What Can You Do?

Maintain a green space
o A garden or even just a few plants will benefit your yard.
Choose carefully
o Native, drought tolerant plants will survive with little attention or experience. 
Protect the water supply
o Use oils, fertilizers, detergents, and other chemicals carefully. Wash cars in the grass instead of your driveway to keep soap from running into the street.
Be involved!
o Opportunities for public comment on land development are often poorly attended.

Citizen Resources:

Ijams LogoIjams Nature Center is a nature preserve located in South Knoxville focusing on outdoor recreation and environmental education. Ijams teaches preservation through recycling, composting, gardening, and environmentally friendly recreation.

Knoxville Botanical Gardens The Knoxville Botanical Gardens and Arboretum features walking trails and gardens, and serves as a living demonstration to the community on native plant species and preservation. A designated “green space” provides free public enjoyment as well as a venue for educational and outreach opportunities. 

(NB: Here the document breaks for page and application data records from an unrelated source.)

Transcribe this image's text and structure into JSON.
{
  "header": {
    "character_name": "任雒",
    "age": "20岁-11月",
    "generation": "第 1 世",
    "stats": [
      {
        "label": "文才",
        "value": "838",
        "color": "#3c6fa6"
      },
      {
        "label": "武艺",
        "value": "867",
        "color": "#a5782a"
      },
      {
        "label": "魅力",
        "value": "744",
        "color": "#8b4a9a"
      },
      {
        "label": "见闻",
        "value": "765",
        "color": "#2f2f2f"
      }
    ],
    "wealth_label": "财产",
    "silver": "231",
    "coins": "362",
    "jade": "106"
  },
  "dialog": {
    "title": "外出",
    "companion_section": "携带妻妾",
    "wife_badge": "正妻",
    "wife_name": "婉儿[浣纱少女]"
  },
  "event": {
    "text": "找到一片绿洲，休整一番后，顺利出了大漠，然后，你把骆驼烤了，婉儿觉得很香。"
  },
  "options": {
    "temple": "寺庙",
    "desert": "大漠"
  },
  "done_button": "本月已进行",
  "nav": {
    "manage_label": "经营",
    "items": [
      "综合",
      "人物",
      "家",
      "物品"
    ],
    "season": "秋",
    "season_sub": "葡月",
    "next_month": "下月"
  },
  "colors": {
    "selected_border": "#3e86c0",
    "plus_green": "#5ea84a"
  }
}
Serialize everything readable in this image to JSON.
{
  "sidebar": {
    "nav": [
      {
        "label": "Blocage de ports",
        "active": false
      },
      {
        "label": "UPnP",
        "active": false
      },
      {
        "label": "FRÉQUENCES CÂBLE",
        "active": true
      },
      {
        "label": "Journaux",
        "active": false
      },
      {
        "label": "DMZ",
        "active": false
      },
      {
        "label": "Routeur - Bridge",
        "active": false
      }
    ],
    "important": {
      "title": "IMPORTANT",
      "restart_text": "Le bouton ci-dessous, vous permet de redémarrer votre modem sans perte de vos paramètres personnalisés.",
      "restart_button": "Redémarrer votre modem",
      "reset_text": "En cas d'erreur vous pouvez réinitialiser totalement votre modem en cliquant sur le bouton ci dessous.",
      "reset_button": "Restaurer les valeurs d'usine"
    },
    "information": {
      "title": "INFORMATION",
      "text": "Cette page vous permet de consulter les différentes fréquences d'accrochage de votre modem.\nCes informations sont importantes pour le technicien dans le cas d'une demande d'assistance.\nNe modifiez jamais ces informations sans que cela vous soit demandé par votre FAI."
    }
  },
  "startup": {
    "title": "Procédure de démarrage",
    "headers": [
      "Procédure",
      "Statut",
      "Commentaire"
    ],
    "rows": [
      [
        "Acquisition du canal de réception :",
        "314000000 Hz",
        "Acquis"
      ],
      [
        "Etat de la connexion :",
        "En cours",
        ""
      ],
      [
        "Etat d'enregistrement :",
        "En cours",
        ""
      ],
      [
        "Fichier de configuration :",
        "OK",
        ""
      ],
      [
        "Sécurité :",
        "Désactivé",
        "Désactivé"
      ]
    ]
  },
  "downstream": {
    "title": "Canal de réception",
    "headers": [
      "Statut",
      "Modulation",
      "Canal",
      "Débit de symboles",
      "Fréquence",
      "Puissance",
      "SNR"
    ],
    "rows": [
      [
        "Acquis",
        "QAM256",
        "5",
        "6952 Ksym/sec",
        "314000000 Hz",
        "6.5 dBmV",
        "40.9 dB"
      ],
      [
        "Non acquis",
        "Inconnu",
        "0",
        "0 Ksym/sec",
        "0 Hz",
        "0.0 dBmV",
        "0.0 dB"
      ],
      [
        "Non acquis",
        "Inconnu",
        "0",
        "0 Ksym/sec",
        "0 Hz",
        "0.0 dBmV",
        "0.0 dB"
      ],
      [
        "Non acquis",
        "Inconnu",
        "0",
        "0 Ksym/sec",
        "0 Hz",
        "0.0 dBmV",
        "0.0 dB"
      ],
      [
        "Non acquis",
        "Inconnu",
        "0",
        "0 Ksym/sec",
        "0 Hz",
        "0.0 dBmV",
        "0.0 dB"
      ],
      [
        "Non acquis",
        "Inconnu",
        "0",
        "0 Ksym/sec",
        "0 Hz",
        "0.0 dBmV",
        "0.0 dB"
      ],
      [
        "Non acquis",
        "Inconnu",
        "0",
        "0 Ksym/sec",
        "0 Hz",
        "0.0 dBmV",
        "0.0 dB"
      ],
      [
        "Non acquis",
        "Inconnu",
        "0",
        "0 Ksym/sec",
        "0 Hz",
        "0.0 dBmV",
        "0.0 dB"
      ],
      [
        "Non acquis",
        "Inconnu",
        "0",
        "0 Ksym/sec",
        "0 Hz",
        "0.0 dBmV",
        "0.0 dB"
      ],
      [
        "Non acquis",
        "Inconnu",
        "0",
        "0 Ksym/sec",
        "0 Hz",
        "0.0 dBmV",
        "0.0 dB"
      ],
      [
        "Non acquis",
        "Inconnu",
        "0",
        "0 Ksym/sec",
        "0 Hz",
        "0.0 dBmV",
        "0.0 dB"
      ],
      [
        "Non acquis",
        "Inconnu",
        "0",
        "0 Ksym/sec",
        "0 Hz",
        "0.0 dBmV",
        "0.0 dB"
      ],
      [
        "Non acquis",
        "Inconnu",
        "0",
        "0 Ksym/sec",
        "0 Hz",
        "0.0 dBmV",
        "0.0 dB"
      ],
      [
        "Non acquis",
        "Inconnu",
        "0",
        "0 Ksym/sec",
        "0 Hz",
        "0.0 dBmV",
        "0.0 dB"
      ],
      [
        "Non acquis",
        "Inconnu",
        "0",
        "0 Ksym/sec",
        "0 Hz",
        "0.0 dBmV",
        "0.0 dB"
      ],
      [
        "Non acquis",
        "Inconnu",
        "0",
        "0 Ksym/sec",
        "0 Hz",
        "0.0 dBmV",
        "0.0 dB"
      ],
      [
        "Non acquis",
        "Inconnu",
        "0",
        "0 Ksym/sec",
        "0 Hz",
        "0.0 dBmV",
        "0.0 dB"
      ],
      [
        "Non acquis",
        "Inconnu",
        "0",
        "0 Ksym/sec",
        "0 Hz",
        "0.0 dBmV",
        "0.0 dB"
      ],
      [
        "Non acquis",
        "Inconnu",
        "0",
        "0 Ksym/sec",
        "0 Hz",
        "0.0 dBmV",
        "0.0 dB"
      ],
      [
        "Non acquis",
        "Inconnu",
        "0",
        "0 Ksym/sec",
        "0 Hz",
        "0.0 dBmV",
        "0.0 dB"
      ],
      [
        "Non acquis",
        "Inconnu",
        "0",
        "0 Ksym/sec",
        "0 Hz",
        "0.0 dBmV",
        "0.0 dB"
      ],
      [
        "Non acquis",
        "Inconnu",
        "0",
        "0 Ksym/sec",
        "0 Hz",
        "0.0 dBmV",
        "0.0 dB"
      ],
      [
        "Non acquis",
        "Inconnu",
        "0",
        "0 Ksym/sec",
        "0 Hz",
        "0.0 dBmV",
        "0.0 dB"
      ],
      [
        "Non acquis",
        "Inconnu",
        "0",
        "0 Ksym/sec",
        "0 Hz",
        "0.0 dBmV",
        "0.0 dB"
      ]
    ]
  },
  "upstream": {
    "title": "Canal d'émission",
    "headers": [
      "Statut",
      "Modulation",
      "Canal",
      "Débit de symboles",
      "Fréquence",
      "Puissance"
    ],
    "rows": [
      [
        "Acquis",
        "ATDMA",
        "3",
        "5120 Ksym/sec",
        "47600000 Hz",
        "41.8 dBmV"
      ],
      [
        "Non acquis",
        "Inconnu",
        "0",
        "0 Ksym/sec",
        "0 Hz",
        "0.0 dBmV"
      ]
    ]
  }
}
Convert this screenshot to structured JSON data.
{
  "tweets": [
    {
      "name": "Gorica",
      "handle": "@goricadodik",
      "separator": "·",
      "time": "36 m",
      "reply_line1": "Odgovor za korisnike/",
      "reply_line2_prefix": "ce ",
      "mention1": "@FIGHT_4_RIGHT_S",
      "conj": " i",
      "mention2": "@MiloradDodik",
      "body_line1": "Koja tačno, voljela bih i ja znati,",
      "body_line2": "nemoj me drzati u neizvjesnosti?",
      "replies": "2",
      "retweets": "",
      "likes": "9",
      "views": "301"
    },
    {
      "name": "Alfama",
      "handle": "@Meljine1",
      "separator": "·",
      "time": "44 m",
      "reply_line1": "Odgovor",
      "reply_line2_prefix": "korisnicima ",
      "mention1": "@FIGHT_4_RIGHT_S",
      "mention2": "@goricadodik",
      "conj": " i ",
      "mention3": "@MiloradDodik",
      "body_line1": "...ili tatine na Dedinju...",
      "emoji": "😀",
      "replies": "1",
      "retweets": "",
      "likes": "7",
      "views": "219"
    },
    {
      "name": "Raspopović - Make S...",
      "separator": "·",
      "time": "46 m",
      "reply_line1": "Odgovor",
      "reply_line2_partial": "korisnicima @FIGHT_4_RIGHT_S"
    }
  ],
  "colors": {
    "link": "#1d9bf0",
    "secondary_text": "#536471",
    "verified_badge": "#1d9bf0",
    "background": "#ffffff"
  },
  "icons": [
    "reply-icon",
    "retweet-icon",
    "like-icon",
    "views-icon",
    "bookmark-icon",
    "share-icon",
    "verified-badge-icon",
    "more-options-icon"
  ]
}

Smart Growth LogoSmart Growth America focuses on functional, sustainable development across the country. They work with elected officials, developers, chambers of commerce, transportation and urban planning professionals, local governments and leaders in Washington to improve lives through smarter development.